The weather in Queensland has really cooled down recently. The last time we took the campervan away we were still basking in the late summer heat, but autumn has now crept up on us and Brisbanites are swapping board shorts and flip-flops for scarves and Ugg boots. Some days it’s even dipped below 20 degrees!

We felt justified pulling out our English thermals though last weekend, as we headed up to the Glasshouse Mountains, an hour north of Brisbane in the Sunshine Coast hinterland. It must be one of the most scenic parts of Queensland, particularly at this time of year when you get a hint of the autumnal colours that are absent along the coast.

It’s more like England than probably anywhere else I’ve been in Queensland, and in fact the Glasshouse Mountain range is so named because it reminded Captain Cook of the glasshouse furnaces in his native Yorkshire.

The mountains themselves have brilliant names, like Tibrogargan and Beerburrum. We made an unscheduled stop at Mount Beerburrum, enticed by a sign promising a short stroll to a spectacular lookout. It had the unexpected benefit fulfilling our exercise quota for a whole week, as the 700m path was at an almost vertical incline.

I stumbled across an internet forum the other day where enthusiastic bushwalkers post how quickly they complete various walks. Who knew it was such a competitive pursuit! I have not added our time, lest they think we crawled. Ahem.

Anyway the views were spectacular, and well worth the climb.

After a reviving packet of digestives back in the campervan, we continued to Maleny, which, along with Montville is one the main towns in the region. If your calves allow after your morning bushwalk, it’s a great place to mooch around rare book shops, local craft centres and organic grocers. Montville is more touristy but the main street is very appealing, with a number of little art galleries. After checking out a whole range of art and testing an abundance of fudge shops, we sat in a sunny café for the rest of the morning, enjoying a hot chocolate and some more stunning views.

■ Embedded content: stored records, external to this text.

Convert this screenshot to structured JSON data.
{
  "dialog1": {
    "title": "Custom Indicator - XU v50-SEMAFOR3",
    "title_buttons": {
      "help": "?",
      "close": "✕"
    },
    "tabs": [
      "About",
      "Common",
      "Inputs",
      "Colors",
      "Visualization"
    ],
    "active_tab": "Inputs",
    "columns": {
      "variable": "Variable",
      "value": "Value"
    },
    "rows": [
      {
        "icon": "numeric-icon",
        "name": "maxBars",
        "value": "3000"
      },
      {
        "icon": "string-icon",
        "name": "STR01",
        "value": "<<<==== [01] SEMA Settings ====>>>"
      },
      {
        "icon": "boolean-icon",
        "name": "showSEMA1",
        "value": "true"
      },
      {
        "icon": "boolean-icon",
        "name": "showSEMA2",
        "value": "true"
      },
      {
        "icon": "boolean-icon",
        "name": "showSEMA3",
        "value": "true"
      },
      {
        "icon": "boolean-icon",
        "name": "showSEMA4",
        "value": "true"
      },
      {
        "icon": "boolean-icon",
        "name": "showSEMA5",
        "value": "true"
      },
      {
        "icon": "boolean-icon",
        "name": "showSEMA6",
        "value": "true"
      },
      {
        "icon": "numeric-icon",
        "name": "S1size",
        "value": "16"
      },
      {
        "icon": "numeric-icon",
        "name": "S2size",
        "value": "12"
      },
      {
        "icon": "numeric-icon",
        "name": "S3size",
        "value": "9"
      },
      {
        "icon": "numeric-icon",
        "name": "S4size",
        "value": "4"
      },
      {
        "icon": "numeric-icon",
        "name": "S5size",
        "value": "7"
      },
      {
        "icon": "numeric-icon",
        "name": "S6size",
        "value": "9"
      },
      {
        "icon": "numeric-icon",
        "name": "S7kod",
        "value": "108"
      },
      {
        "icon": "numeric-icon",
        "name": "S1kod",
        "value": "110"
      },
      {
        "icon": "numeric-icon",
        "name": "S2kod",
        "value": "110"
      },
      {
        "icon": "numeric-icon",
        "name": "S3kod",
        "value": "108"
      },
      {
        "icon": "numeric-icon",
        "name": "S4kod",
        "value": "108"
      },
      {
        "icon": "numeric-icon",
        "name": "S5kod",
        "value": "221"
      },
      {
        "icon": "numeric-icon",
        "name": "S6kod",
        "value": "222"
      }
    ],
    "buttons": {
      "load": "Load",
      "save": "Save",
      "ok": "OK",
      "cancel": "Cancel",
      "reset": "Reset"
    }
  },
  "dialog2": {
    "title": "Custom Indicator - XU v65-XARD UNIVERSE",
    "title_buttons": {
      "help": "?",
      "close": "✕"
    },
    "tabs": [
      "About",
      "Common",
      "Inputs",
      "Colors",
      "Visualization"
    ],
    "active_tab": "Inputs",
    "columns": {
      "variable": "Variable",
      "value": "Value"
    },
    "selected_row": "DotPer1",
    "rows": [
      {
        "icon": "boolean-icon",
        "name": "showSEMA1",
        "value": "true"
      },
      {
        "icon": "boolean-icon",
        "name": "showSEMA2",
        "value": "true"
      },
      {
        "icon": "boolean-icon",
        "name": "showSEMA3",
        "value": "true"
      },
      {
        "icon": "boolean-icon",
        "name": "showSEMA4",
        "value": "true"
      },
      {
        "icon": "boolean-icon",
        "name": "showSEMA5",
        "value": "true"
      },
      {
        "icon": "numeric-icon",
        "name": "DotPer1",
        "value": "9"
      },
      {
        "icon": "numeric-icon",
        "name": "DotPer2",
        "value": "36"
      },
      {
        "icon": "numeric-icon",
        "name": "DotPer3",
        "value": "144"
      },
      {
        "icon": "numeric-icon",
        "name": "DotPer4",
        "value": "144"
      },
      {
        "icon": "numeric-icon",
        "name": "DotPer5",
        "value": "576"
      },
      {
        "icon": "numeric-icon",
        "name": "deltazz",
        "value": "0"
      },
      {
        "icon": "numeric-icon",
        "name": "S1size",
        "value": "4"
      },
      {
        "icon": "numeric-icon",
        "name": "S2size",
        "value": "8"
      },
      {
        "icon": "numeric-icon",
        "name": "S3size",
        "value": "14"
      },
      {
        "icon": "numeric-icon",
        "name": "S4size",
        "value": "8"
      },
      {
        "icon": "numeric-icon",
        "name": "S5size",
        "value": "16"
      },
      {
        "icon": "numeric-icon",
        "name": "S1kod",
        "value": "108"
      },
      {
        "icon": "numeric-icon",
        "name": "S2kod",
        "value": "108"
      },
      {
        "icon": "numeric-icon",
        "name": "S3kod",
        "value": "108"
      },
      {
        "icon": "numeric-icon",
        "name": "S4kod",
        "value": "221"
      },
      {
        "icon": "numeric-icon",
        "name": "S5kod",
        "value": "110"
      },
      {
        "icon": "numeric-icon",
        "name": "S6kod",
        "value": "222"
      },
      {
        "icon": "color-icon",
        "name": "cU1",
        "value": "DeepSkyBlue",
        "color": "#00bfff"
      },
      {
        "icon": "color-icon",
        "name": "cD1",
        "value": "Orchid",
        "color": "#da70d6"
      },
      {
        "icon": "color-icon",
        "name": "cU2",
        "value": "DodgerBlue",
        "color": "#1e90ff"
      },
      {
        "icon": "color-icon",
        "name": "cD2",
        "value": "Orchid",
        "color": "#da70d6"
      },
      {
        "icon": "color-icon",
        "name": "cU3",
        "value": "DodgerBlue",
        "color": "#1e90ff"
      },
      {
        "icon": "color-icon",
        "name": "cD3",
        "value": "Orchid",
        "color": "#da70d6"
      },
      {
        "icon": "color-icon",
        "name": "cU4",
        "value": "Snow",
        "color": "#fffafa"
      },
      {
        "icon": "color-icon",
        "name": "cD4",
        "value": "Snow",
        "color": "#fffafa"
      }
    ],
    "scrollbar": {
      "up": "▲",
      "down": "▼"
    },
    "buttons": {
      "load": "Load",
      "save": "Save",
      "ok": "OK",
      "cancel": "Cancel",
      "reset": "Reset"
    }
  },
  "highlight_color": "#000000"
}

Maleny happened to be hosting a famous wood expo that weekend, and seeing as it was also our fifth wedding anniversary (and I was keenly aware that if there’s ever an opportune time in one’s marriage to proffer a carved wooden gift, this was it) we thought it would be an appropriate activity. So we paid the $12 entrance fee (each!!) and went to watch some wood being chopped.

I’m not sure what I was expecting; people were proudly walking round with planks balanced over their shoulder and chopping boards tucked under their arm. But we didn’t need any planks and Paul has forbidden any more chopping boards so we made a meek exit and retreated, for what remains my favourite activity in the campervan: lunch!

Happiness is… a bowl of pasta with a gingham spoon

We found the nicest campsites were in the neighbouring village of Mapleton, and we stayed a night at two sites. It’s a different experience camping in the winter. We had a sliver of sun moving across our pitch in the afternoon, but when my deckchair started intruding on our neighbours’ scrabble game in my bid to capture the last bit of warmth, it was time to admit defeat and head inside. Once the sun disappeared from the site, the temperature dipped down to single figures, so we walked down the road to the Mapleton Tavern: the perfect country pub with a huge verandah overlooking the Blackall Range.

The campervan was surprisingly warm enough at night (the thermals and thick quilt helped), and once again made us very grateful that we were not under canvas!

Still, it will be nice to start wearing flip-flops again (without socks). Roll on summer!